Over at The Atlantic, David Serwer tells the story behind the opposition to the project coming from historians Sean Wilentz, Victoria Bynum, Gordon Wood, James McPherson, and James Oakes. These historians recently published a letter criticizing the project.  Here is a taste:

Underlying each of the disagreements in the letter is not just a matter of historical fact but a conflict about whether Americans, from the Founders to the present day, are committed to the ideals they claim to revere. And while some of the critiques can be answered with historical fact, others are questions of interpretation grounded in perspective and experience.

In fact, the harshness of the Wilentz letter may obscure the extent to which its authors and the creators of the 1619 Project share a broad historical vision. Both sides agree, as many of the project’s right-wing critics do not, that slavery’s legacy still shapes American life—an argument that is less radical than it may appear at first glance. If you think anti-black racism still shapes American society, then you are in agreement with the thrust of the 1619 Project, though not necessarily with all of its individual arguments.

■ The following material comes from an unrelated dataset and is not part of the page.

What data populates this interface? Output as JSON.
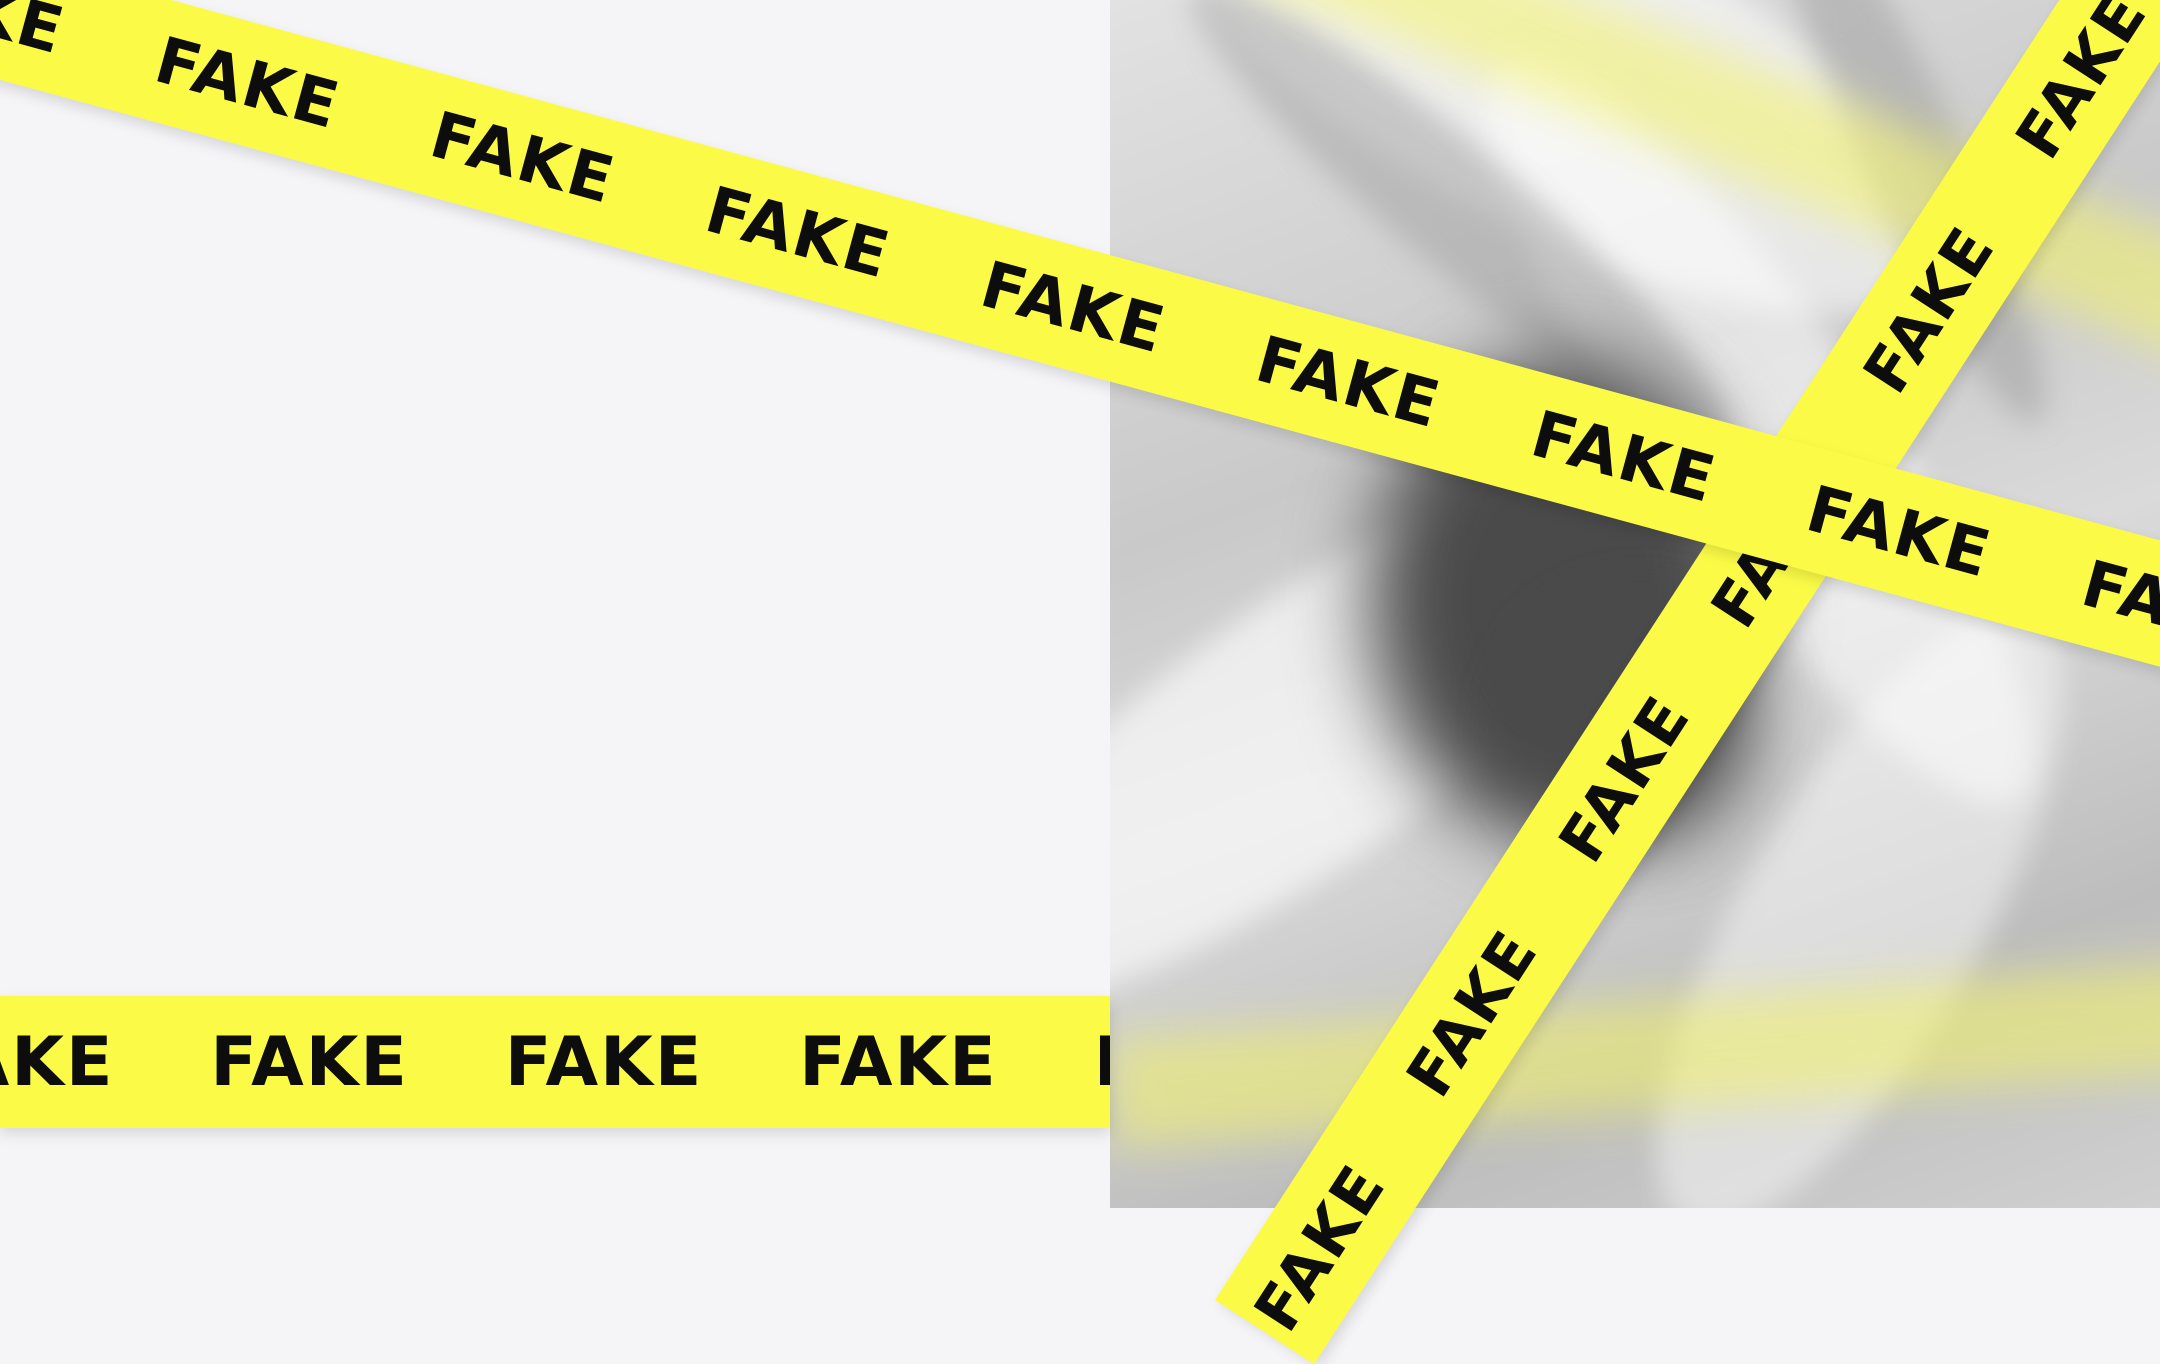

The clash between the Times authors and their historian critics represents a fundamental disagreement over the trajectory of American society. Was America founded as a slavocracy, and are current racial inequities the natural outgrowth of that? Or was America conceived in liberty, a nation haltingly redeeming itself through its founding principles? These are not simple questions to answer, because the nation’s pro-slavery and anti-slavery tendencies are so closely intertwined.

The letter is rooted in a vision of American history as a slow, uncertain march toward a more perfect union. The 1619 Project, and Hannah-Jones’s introductory essay in particular, offer a darker vision of the nation, in which Americans have made less progress than they think, and in which black people continue to struggle indefinitely for rights they may never fully realize. Inherent in that vision is a kind of pessimism, not about black struggle but about the sincerity and viability of white anti-racism. It is a harsh verdict, and one of the reasons the 1619 Project has provoked pointed criticism alongside praise.

Americans need to believe that, as Martin Luther King Jr. said, the arc of history bends toward justice. And they are rarely kind to those who question whether it does.

Read the entire piece here.